St. Cosmas Equal to Apostles icon (2)
Orthodox icon of Saint Cosmas, Priestmonk of Aitolia, Equal to the Apostles (2). Copy of a contemporary icon.
Commemorated August 24.
A native of Aitolia Greece, he studied at first under the guidance of the archdeacon Ananias Dervisanos, and afterwards continued his education on Mount Athos, at the Vatopedi school.Remaining on Athos at the Philotheou monastery to devote himself to spiritual labors, he was tonsured a monk with the name Cosmas, and later was ordained hieromonk. The desire to benefit his fellow Christians, to guide them upon the way of salvation and strengthen their faith, impelled St Cosmas to seek the blessing of his spiritual fathers and go to Constantinople.

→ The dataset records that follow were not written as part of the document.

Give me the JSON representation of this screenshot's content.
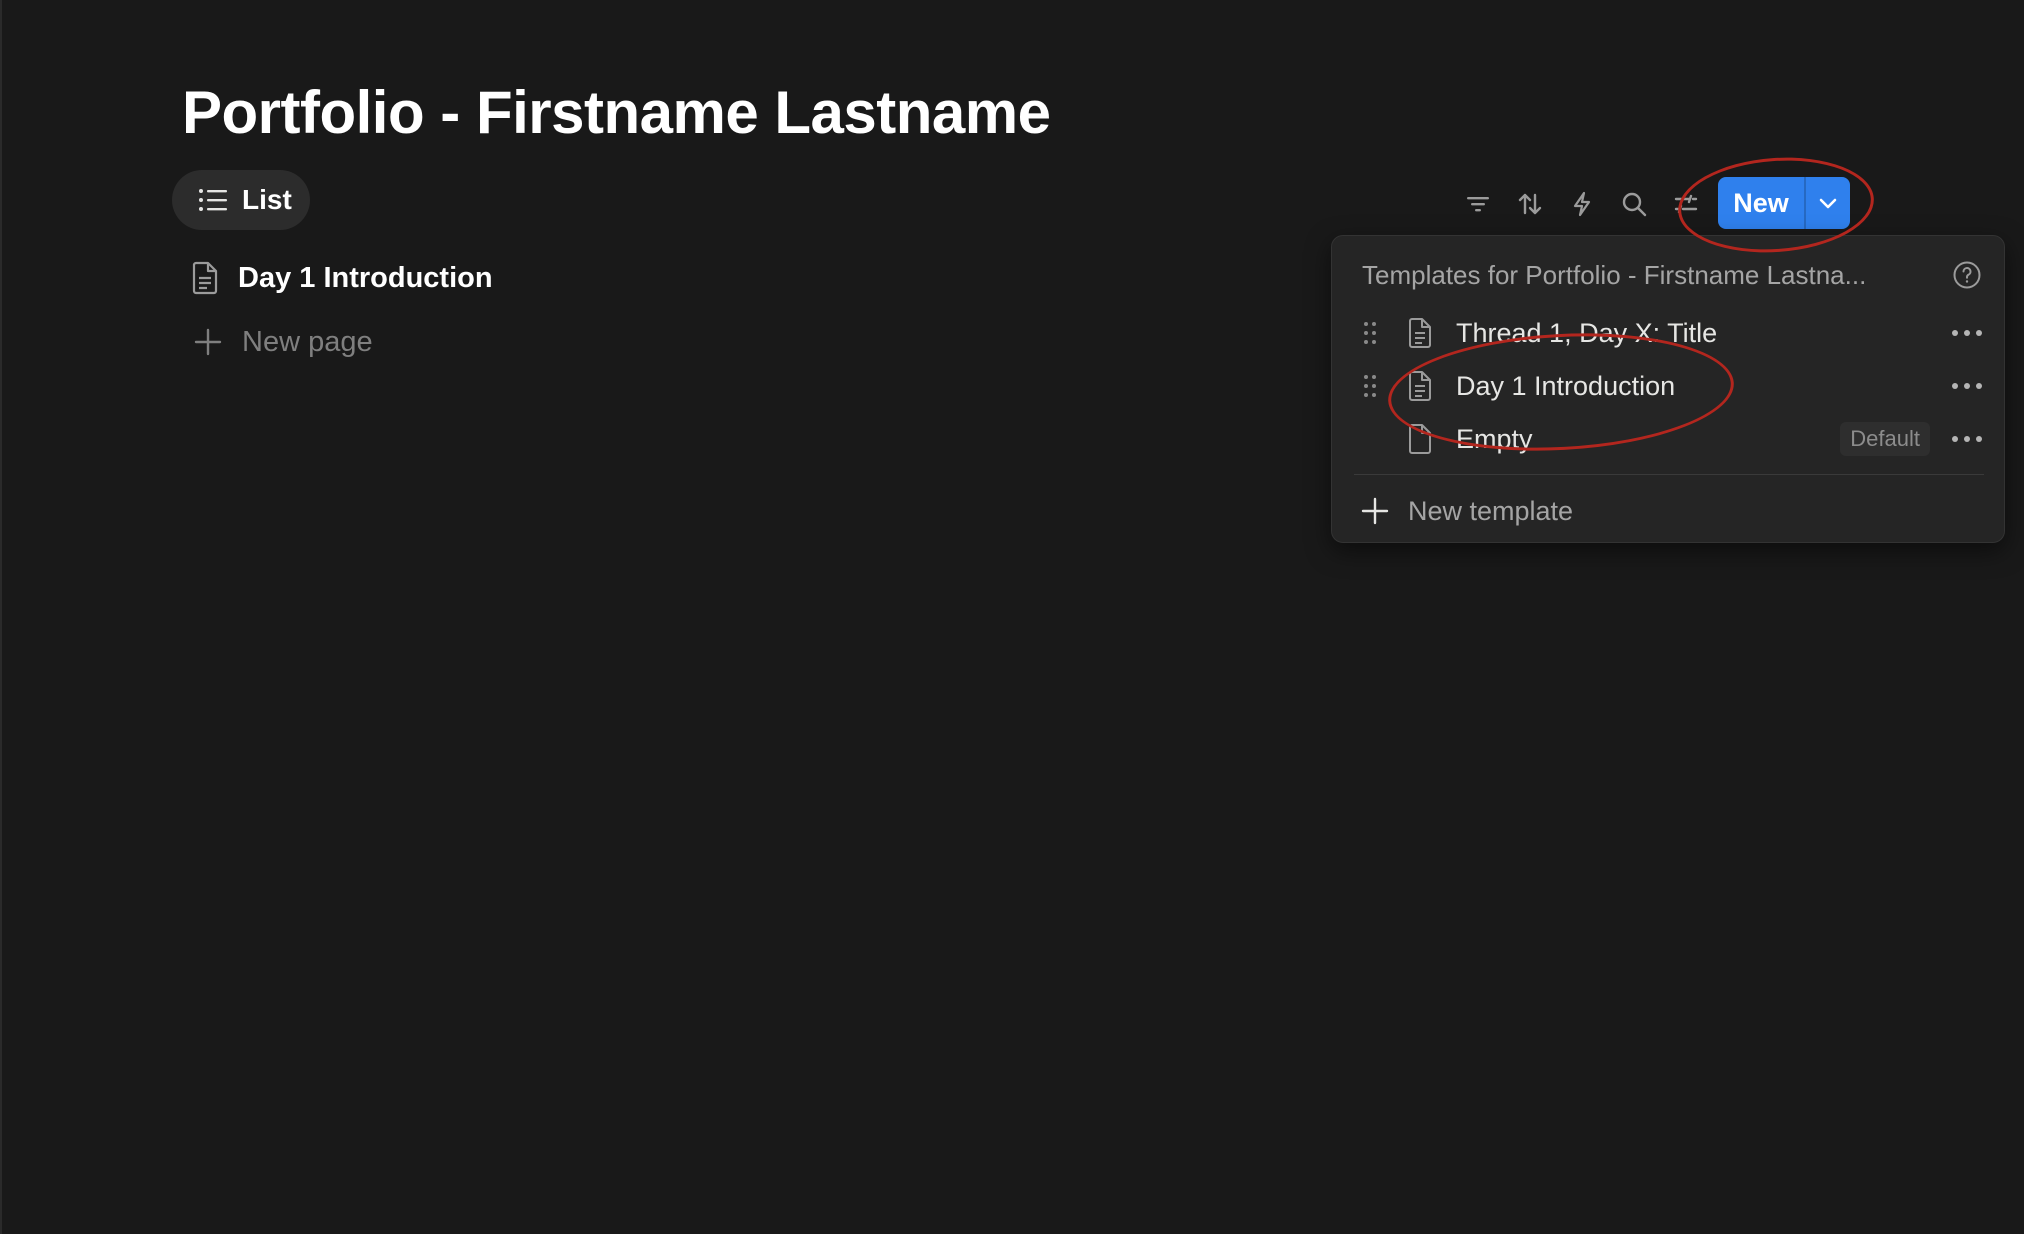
{
  "page": {
    "title": "Portfolio - Firstname Lastname"
  },
  "view_tabs": [
    {
      "label": "List",
      "icon": "list-icon"
    }
  ],
  "toolbar": {
    "icons": [
      "filter-icon",
      "sort-icon",
      "automation-bolt-icon",
      "search-icon",
      "settings-sliders-icon"
    ],
    "new_label": "New",
    "new_caret_icon": "chevron-down-icon",
    "accent": "#2f80ed"
  },
  "list": {
    "items": [
      {
        "label": "Day 1 Introduction",
        "icon": "page-icon"
      }
    ],
    "new_page_label": "New page"
  },
  "templates_menu": {
    "header": "Templates for Portfolio - Firstname Lastna...",
    "help_icon": "help-circle-icon",
    "items": [
      {
        "label": "Thread 1, Day X: Title",
        "icon": "page-text-icon",
        "badge": ""
      },
      {
        "label": "Day 1 Introduction",
        "icon": "page-text-icon",
        "badge": ""
      },
      {
        "label": "Empty",
        "icon": "page-icon",
        "badge": "Default"
      }
    ],
    "new_template_label": "New template"
  },
  "annotations": {
    "color": "#b3261e"
  }
}
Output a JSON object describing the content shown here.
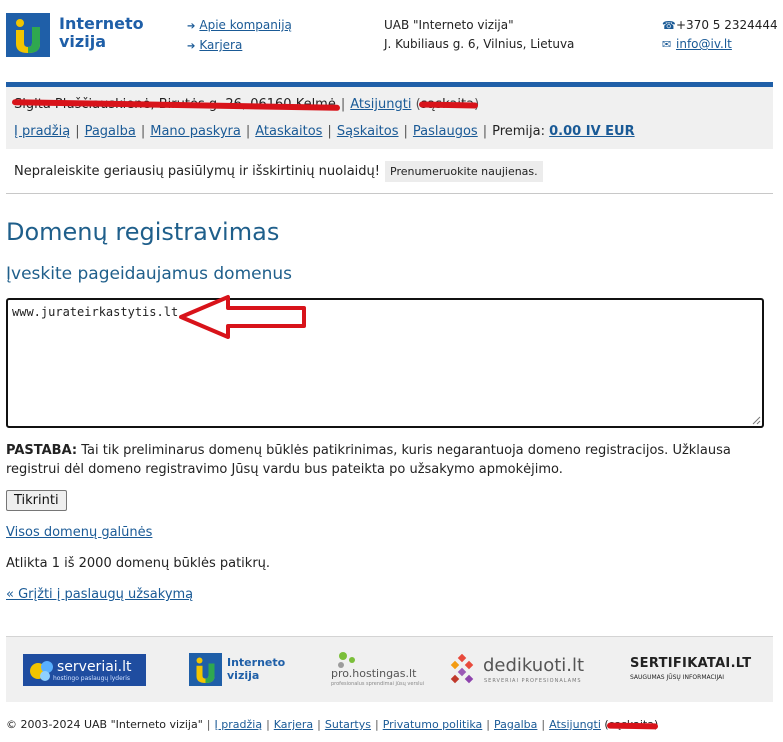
{
  "header": {
    "logo_text_line1": "Interneto",
    "logo_text_line2": "vizija",
    "links": [
      {
        "label": "Apie kompaniją"
      },
      {
        "label": "Karjera"
      }
    ],
    "company_name": "UAB \"Interneto vizija\"",
    "company_address": "J. Kubiliaus g. 6, Vilnius, Lietuva",
    "phone": "+370 5 2324444",
    "email": "info@iv.lt"
  },
  "account": {
    "user_redacted": "Sigita Pluščiauskienė, Birutės g. 26, 06160 Kelmė",
    "logout": "Atsijungti",
    "other_redacted": "sąskaita",
    "nav": [
      "Į pradžią",
      "Pagalba",
      "Mano paskyra",
      "Ataskaitos",
      "Sąskaitos",
      "Paslaugos"
    ],
    "premija_label": "Premija:",
    "premija_value": "0.00 IV EUR"
  },
  "newsletter": {
    "text": "Nepraleiskite geriausių pasiūlymų ir išskirtinių nuolaidų!",
    "button": "Prenumeruokite naujienas."
  },
  "main": {
    "title": "Domenų registravimas",
    "subtitle": "Įveskite pageidaujamus domenus",
    "domain_value": "www.jurateirkastytis.lt",
    "note_label": "PASTABA:",
    "note_text": "Tai tik preliminarus domenų būklės patikrinimas, kuris negarantuoja domeno registracijos. Užklausa registrui dėl domeno registravimo Jūsų vardu bus pateikta po užsakymo apmokėjimo.",
    "check_button": "Tikrinti",
    "all_tlds_link": "Visos domenų galūnės",
    "checks_info": "Atlikta 1 iš 2000 domenų būklės patikrų.",
    "back_link": "« Grįžti į paslaugų užsakymą"
  },
  "partners": [
    {
      "name": "serveriai.lt",
      "tagline": "hostingo paslaugų lyderis"
    },
    {
      "name_line1": "Interneto",
      "name_line2": "vizija"
    },
    {
      "name": "pro.hostingas.lt",
      "tagline": "profesionalus sprendimai jūsų verslui"
    },
    {
      "name": "dedikuoti.lt",
      "tagline": "SERVERIAI PROFESIONALAMS"
    },
    {
      "name": "SERTIFIKATAI.LT",
      "tagline": "SAUGUMAS JŪSŲ INFORMACIJAI"
    }
  ],
  "footer": {
    "copyright": "© 2003-2024 UAB \"Interneto vizija\"",
    "links": [
      "Į pradžią",
      "Karjera",
      "Sutartys",
      "Privatumo politika",
      "Pagalba",
      "Atsijungti"
    ],
    "redacted": "sąskaita"
  },
  "colors": {
    "brand_blue": "#1f5fa8",
    "heading_blue": "#1f5f8b",
    "link_blue": "#1a5a96",
    "annotation_red": "#d8131a",
    "logo_yellow": "#f2c400"
  },
  "icons": [
    "phone-icon",
    "email-icon",
    "arrow-icon",
    "red-callout-arrow-icon"
  ]
}
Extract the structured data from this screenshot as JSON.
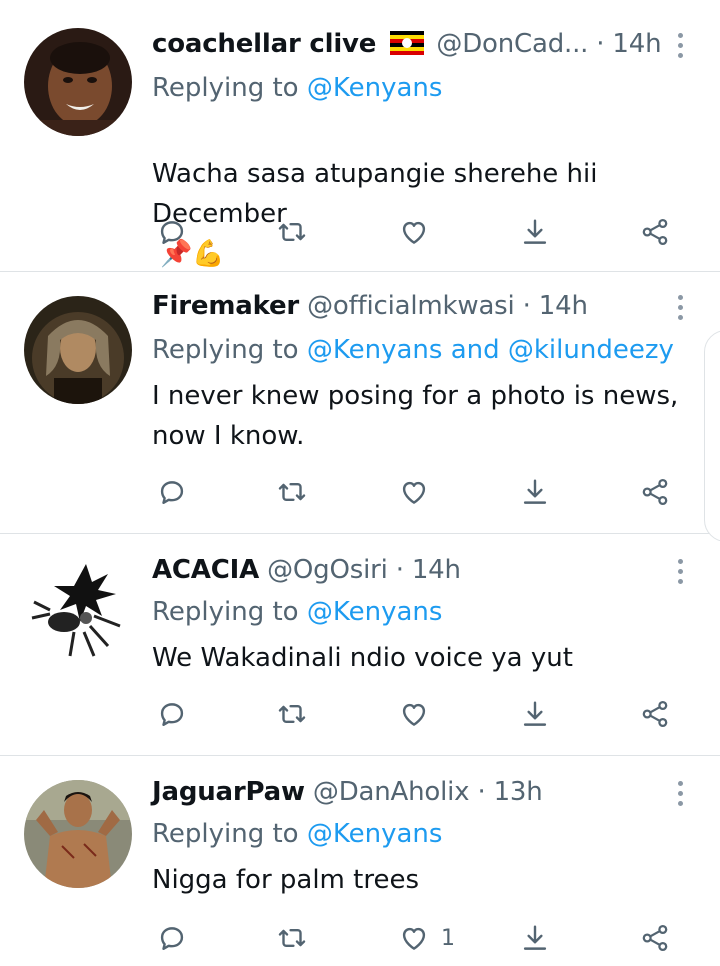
{
  "tweets": [
    {
      "name": "coachellar clive",
      "handle": "@DonCad...",
      "time": "· 14h",
      "reply_prefix": "Replying to ",
      "reply_to": "@Kenyans",
      "text": "Wacha sasa atupangie sherehe hii\nDecember",
      "emoji": [
        "📌",
        "💪"
      ],
      "flag": "Uganda flag",
      "likes": ""
    },
    {
      "name": "Firemaker",
      "handle": "@officialmkwasi",
      "time": "· 14h",
      "reply_prefix": "Replying to ",
      "reply_to": "@Kenyans and @kilundeezy",
      "text": "I never knew posing for a photo is news,\nnow I know.",
      "likes": ""
    },
    {
      "name": "ACACIA",
      "handle": "@OgOsiri",
      "time": "· 14h",
      "reply_prefix": "Replying to ",
      "reply_to": "@Kenyans",
      "text": "We Wakadinali ndio voice ya yut",
      "likes": ""
    },
    {
      "name": "JaguarPaw",
      "handle": "@DanAholix",
      "time": "· 13h",
      "reply_prefix": "Replying to ",
      "reply_to": "@Kenyans",
      "text": "Nigga for palm trees",
      "likes": "1"
    }
  ],
  "icons": [
    "reply-icon",
    "retweet-icon",
    "like-icon",
    "share-icon",
    "share-network-icon",
    "more-icon"
  ],
  "colors": {
    "accent": "#1d9bf0",
    "muted": "#536471",
    "text": "#0f1419",
    "divider": "#dfe3e6"
  }
}
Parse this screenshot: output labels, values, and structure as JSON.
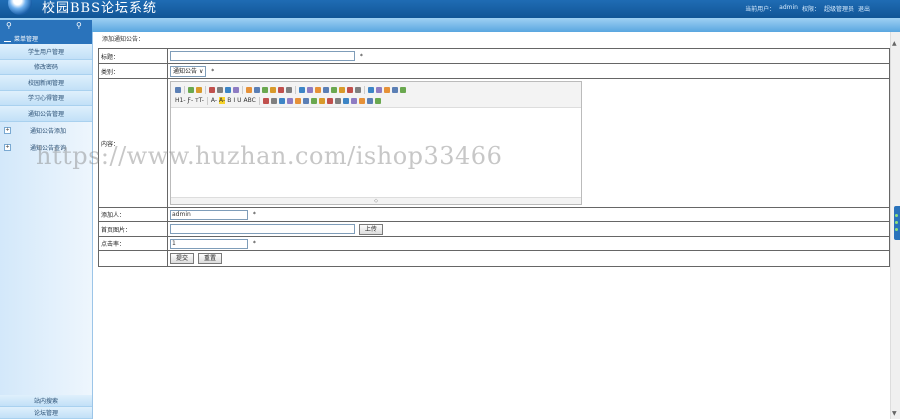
{
  "header": {
    "title": "校园BBS论坛系统",
    "nav": [
      "当前用户：",
      "admin",
      "权限：",
      "超级管理员",
      "退出"
    ]
  },
  "sidebar": {
    "head": "菜单管理",
    "items": [
      "学生用户管理",
      "修改密码",
      "校园新闻管理",
      "学习心得管理",
      "通知公告管理"
    ],
    "folders": [
      "通知公告添加",
      "通知公告查询"
    ],
    "bottom": [
      "站内搜索",
      "论坛管理"
    ]
  },
  "page": {
    "breadcrumb": "添加通知公告：",
    "form": {
      "title_label": "标题：",
      "title_value": "",
      "required_mark": "*",
      "category_label": "类别：",
      "category_value": "通知公告",
      "content_label": "内容：",
      "adder_label": "添加人：",
      "adder_value": "admin",
      "image_label": "首页图片：",
      "image_value": "",
      "upload_label": "上传",
      "clicks_label": "点击率：",
      "clicks_value": "1",
      "submit_label": "提交",
      "reset_label": "重置"
    },
    "editor": {
      "toolbar_row1": [
        "source",
        "undo",
        "redo",
        "preview",
        "print",
        "template",
        "code",
        "cut",
        "copy",
        "paste",
        "plainpaste",
        "wordpaste",
        "selectall",
        "justifyleft",
        "justifycenter",
        "justifyright",
        "justifyfull",
        "insertorderedlist",
        "insertunorderedlist",
        "indent",
        "outdent",
        "subscript",
        "superscript",
        "clearhtml",
        "quickformat",
        "fullscreen"
      ],
      "toolbar_row2_text": [
        "H1-",
        "Ƒ-",
        "тT-",
        "A-",
        "A-",
        "B",
        "I",
        "U",
        "ABC"
      ],
      "toolbar_row2_icons": [
        "hr",
        "removeformat",
        "image",
        "multiimage",
        "flash",
        "media",
        "insertfile",
        "table",
        "emoticons",
        "baidumap",
        "pagebreak",
        "anchor",
        "link",
        "unlink",
        "about"
      ]
    },
    "colors": {
      "accent": "#1f6cb4",
      "sidebar": "#d3e8fa"
    }
  },
  "watermark": "https://www.huzhan.com/ishop33466"
}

There he mastered the art of rhetoric and, having received a written permit of Patriarch Seraphim II (and later from his successor Sophronius) to preach the Holy Gospel. So the saint began to proclaim the Gospel at first in the churches of Constantinople and the surrounding villages, then in the Danube regions, in Thessalonica, in Verroia, in Macedonia, Chimaera, Akarnania, Aitolia, on the islands of Saint Maura, Kephalonia and other places. His preaching, filled with the grace of the Holy Spirit, was simple, calm, and gentle. It brought Christians great spiritual benefit.
The Lord Himself assisted him and confirmed his words with signs and miracles, just as He had confirmed the preaching of the Apostles. Preaching in the remote areas of Albania, where Christian piety had almost disappeared among the rough and coarse people entrenched in sin, St Cosmas led them to sincere repentance and improvement with the Word of God. Under his guidance, church schools were opened in the towns and villages.
The rich offered their money for the betterment of the churches, for the purchase of Holy Books (which the saint distributed to the literate), veils (which he gave women, admonishing them to come to church with covered heads),for prayer ropes and crosses (which he distributed to the common folk), and for baptismal fonts so that children could be baptized in the proper manner.
The apostolic service of St Cosmas was brought to a close by his martyric death in the year 1779. At 65 years of age, he was seized by the Turks and strangled. His body was thrown into a river, and after three days, was found by the priest Mark and buried near the village of Kolikontasi at the monastery of the Entrance into the Temple of the Most Holy Theotokos. Afterwards, part of his relics were transferred to various places as a blessing. He was glorified by the Ecumenical Patriarchate in 1961.